Required work
Please tally the lines of the listing that follows where the word "preferred" appears, and reply with the number only.

Given information
↓↓↓
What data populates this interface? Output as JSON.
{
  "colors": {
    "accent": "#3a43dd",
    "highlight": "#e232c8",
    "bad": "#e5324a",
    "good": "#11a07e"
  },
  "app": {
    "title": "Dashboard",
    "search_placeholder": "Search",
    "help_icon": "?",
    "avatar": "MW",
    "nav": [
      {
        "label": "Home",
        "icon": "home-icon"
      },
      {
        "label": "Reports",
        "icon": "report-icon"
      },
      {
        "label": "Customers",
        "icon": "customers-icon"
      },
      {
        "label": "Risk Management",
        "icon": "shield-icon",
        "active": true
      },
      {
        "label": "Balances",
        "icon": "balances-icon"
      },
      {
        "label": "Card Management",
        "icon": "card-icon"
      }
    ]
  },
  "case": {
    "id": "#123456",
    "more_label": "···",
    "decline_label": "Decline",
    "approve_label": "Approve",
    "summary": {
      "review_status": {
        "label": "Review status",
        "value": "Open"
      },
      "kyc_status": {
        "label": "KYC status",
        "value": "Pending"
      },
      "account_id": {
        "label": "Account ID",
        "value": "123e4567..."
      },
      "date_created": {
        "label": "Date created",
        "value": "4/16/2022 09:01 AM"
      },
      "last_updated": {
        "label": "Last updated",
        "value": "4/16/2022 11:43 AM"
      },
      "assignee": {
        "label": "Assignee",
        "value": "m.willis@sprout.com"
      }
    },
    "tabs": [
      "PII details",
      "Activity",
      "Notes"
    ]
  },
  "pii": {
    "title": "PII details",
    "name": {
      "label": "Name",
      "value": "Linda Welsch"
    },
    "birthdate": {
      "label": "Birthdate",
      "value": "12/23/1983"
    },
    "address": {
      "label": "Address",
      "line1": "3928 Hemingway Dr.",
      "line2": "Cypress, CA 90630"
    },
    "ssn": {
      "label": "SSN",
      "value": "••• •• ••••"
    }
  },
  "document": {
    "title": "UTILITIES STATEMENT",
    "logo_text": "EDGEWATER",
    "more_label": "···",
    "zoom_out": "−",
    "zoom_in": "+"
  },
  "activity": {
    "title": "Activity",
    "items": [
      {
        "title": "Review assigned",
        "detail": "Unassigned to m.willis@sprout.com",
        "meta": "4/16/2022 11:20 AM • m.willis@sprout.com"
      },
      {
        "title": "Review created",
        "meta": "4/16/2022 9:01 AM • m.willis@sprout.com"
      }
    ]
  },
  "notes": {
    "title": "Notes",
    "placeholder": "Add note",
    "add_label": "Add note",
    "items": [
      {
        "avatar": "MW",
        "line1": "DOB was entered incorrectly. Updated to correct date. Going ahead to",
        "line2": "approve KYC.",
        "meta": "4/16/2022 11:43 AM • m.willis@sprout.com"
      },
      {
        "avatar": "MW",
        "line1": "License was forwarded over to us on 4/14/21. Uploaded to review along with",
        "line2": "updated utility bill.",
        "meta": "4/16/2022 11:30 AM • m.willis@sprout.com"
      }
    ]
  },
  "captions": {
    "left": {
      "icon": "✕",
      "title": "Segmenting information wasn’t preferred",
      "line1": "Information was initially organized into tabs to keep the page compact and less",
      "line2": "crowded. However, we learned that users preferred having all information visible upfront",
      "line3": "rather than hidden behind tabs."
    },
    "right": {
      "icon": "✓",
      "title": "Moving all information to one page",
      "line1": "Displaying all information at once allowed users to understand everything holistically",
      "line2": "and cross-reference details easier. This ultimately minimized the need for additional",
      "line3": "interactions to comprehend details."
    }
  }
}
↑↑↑
Response to the exercise
2